*REQUIREMENT*
Your answer should reproduce every line of the material in which the word "color" occurs.

EXCERPTED RECORDS Block Start

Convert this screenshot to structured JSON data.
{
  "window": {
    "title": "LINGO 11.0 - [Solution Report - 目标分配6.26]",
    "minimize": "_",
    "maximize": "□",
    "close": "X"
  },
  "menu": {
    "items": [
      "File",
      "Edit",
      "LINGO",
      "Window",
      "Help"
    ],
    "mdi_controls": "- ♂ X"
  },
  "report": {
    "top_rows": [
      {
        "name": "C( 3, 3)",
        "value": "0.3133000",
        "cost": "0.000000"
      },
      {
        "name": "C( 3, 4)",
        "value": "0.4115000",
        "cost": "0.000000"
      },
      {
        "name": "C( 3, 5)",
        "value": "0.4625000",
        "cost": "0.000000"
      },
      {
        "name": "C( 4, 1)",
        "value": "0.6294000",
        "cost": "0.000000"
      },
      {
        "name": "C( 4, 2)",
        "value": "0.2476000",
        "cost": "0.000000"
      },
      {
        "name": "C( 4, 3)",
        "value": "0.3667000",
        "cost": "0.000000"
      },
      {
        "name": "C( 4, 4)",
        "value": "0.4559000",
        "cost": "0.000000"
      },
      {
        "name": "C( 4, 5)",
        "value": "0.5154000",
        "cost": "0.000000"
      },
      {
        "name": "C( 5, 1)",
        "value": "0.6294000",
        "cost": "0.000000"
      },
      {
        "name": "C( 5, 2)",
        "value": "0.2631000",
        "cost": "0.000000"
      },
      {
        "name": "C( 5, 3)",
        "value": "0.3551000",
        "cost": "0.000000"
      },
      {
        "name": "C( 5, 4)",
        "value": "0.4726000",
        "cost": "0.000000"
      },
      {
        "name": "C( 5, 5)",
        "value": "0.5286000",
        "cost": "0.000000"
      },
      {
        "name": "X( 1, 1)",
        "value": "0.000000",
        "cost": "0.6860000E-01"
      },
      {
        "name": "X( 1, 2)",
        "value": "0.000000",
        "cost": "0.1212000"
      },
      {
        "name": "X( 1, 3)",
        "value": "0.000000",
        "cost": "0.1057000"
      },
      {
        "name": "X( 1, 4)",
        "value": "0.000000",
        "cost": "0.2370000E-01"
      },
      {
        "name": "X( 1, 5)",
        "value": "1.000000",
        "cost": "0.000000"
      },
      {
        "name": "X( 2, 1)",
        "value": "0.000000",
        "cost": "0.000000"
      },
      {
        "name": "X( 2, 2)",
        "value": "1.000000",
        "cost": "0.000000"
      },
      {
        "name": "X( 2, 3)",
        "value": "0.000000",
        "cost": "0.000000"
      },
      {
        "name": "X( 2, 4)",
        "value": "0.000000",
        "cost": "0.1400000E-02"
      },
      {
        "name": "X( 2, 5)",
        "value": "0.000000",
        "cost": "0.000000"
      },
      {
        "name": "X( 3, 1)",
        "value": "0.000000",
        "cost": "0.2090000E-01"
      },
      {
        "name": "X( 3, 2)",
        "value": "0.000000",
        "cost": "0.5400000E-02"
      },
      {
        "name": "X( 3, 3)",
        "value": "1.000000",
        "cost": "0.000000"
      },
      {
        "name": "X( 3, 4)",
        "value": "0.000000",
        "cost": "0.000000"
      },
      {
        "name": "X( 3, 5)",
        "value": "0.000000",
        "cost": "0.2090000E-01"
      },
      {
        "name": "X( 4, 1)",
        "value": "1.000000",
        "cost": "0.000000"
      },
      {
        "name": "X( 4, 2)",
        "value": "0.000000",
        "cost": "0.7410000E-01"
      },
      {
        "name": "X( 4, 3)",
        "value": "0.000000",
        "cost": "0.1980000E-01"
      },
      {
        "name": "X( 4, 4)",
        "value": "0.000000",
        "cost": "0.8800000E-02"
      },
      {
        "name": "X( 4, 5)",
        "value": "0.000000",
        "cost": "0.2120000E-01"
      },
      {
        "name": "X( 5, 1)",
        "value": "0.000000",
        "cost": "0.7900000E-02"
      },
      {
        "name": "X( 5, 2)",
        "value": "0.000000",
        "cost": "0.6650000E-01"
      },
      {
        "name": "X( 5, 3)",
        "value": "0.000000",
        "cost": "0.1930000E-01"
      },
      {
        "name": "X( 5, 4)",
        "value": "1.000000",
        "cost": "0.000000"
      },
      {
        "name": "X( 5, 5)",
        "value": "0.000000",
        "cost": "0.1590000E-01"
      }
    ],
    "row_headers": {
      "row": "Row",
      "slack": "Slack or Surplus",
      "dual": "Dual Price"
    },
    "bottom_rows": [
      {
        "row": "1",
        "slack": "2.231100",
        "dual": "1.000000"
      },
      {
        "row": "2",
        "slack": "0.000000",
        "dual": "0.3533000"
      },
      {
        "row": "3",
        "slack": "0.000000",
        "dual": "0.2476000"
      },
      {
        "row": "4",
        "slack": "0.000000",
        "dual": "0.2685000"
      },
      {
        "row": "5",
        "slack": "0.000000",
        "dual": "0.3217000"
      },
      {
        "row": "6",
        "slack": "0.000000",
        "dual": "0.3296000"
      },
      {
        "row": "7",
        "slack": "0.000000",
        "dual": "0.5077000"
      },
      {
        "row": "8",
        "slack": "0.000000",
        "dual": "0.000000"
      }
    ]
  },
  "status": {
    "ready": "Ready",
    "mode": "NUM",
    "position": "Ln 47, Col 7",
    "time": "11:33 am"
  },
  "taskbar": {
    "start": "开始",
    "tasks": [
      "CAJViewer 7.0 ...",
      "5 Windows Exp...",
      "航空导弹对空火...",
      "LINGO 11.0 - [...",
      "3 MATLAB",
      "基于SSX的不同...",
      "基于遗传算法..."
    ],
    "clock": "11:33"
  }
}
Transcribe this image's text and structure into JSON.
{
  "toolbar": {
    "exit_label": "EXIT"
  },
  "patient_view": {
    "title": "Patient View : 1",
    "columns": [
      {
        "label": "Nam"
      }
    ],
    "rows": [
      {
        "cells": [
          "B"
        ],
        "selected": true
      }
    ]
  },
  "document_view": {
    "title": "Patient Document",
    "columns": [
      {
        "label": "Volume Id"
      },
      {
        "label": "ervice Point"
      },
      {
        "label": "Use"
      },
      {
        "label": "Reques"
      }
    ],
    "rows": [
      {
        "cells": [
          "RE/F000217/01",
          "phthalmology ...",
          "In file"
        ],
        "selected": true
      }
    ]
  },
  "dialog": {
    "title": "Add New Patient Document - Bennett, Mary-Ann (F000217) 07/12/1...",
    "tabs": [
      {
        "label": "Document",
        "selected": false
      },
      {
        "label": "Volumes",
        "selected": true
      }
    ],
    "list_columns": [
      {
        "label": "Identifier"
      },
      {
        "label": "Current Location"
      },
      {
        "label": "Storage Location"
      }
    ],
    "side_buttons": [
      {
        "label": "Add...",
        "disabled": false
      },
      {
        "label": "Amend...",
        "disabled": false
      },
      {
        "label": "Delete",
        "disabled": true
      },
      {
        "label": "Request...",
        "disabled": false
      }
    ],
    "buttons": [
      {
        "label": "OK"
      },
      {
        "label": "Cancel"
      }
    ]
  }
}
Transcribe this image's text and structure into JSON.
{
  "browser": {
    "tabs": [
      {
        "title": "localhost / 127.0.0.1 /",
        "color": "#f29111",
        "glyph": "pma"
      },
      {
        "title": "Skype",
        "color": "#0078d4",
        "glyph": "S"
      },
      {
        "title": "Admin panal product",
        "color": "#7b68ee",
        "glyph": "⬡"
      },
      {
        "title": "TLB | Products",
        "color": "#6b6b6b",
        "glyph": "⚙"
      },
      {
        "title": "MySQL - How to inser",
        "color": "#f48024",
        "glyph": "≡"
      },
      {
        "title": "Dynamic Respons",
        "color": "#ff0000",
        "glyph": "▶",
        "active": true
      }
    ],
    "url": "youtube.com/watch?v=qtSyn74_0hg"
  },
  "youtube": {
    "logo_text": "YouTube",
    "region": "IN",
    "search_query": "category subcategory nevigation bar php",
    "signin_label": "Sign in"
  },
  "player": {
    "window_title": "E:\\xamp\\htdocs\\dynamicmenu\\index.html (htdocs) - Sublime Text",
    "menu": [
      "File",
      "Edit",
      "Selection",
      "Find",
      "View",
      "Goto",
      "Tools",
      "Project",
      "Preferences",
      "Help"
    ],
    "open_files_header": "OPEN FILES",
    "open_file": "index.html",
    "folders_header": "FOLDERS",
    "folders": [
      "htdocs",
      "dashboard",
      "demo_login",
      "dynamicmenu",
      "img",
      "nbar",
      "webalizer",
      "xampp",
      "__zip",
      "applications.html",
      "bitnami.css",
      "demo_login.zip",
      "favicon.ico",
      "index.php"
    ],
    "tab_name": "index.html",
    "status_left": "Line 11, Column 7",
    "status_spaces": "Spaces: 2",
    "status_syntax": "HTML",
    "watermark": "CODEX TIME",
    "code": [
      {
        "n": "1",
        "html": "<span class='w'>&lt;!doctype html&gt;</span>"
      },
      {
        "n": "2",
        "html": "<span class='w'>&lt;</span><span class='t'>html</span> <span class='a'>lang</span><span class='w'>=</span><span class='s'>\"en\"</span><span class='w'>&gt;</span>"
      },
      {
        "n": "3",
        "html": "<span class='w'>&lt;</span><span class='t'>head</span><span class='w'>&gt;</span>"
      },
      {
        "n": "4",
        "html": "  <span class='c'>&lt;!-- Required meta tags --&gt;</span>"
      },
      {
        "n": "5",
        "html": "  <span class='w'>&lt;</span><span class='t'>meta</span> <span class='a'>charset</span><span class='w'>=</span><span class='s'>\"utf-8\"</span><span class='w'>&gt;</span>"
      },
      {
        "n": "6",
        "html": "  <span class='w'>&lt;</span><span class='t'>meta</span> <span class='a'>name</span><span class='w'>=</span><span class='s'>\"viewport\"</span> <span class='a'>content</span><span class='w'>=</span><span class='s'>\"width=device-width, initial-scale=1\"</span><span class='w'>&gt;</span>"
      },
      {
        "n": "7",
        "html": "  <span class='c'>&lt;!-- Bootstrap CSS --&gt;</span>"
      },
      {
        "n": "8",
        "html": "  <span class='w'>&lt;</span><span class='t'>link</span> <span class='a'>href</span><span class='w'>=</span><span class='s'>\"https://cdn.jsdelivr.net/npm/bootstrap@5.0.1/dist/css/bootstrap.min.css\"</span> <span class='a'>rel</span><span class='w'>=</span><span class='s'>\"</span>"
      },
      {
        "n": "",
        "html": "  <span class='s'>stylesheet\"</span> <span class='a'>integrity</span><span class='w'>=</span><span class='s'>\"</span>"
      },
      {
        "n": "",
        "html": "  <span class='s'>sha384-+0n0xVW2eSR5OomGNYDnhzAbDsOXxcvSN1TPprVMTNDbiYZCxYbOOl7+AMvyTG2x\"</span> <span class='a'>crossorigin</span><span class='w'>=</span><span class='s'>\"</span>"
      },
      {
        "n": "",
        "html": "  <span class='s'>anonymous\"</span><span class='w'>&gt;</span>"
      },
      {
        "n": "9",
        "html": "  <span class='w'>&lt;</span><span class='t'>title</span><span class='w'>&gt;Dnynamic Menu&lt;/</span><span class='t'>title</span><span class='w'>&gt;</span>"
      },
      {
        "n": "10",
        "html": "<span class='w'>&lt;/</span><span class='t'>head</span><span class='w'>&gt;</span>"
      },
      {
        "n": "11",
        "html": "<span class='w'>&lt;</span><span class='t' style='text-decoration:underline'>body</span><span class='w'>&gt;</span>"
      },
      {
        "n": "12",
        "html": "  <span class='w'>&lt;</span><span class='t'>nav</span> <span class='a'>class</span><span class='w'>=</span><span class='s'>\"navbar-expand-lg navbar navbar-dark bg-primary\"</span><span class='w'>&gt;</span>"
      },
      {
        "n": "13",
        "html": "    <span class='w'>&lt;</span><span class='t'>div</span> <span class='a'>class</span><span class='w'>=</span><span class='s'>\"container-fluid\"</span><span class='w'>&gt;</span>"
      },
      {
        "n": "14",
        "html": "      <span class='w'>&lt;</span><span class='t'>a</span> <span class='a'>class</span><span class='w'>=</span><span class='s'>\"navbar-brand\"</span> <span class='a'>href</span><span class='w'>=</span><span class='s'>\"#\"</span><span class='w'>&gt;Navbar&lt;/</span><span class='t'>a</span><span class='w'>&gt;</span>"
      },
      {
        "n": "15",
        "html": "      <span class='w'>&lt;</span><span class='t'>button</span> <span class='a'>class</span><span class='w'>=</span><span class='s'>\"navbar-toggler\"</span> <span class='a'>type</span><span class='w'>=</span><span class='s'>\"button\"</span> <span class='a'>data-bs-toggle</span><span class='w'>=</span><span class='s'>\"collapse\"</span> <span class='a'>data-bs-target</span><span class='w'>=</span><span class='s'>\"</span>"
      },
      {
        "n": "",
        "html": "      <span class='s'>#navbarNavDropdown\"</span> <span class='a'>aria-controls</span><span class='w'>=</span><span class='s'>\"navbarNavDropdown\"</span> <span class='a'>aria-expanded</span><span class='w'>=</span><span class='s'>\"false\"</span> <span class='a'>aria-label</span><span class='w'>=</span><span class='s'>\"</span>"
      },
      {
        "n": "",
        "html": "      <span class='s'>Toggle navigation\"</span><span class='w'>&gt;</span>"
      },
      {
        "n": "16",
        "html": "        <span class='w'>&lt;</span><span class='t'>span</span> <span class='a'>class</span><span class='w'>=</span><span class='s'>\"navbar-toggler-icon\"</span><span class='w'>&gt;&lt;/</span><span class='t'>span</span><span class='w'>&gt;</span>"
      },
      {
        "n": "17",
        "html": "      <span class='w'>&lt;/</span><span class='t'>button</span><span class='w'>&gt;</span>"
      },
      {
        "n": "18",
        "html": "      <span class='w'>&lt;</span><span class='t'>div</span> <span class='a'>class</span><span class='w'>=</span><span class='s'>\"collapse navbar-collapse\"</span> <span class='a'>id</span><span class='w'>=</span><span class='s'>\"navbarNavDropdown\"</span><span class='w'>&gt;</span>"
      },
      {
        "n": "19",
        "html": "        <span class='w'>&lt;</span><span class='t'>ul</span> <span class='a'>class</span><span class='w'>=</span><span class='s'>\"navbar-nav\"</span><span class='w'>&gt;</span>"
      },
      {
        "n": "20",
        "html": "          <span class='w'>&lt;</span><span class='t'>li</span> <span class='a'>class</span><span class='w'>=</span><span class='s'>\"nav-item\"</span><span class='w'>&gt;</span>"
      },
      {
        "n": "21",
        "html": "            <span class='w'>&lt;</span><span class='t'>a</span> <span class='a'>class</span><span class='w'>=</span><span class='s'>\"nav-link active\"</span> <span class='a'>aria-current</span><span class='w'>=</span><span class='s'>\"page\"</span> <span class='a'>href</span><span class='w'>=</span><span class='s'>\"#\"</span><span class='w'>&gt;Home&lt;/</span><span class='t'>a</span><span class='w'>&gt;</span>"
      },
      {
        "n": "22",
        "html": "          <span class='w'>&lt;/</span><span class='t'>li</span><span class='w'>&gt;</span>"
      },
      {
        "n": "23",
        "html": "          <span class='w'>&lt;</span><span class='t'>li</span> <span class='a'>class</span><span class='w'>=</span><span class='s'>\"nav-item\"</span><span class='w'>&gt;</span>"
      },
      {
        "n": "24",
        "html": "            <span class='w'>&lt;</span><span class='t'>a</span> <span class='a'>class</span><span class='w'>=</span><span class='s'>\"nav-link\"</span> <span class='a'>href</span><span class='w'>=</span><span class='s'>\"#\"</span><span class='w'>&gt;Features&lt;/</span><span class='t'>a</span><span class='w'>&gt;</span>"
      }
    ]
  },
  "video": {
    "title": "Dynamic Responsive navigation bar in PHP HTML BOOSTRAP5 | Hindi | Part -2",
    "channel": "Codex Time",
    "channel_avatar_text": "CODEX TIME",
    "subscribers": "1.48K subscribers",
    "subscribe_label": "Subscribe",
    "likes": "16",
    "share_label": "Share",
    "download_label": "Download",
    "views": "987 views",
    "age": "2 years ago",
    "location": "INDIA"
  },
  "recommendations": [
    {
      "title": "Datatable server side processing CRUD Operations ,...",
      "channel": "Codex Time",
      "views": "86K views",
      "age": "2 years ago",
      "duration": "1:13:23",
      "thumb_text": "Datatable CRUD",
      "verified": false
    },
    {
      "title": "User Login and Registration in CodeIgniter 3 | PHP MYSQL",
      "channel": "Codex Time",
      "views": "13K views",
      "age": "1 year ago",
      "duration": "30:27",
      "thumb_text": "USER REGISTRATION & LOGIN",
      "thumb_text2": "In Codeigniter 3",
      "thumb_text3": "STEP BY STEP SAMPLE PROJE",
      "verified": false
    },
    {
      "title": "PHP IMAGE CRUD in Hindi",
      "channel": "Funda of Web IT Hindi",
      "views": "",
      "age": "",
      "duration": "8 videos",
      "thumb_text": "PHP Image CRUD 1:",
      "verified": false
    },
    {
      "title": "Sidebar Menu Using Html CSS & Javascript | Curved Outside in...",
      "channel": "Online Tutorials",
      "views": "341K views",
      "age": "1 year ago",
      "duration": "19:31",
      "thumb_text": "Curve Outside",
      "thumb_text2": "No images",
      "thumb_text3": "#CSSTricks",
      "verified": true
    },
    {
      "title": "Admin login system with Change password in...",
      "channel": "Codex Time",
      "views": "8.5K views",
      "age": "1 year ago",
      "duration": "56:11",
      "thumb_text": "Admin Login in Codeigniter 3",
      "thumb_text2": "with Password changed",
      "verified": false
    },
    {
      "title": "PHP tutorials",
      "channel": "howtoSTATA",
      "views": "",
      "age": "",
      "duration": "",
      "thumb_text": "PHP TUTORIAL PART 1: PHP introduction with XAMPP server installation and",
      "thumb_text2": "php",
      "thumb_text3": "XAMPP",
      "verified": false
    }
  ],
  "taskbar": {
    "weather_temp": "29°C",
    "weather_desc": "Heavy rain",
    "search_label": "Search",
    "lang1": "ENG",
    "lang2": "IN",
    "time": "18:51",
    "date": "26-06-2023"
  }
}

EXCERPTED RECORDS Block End

*EXPECTED ANSWER*
        "color": "#f29111",
        "color": "#0078d4",
        "color": "#7b68ee",
        "color": "#6b6b6b",
        "color": "#f48024",
        "color": "#ff0000",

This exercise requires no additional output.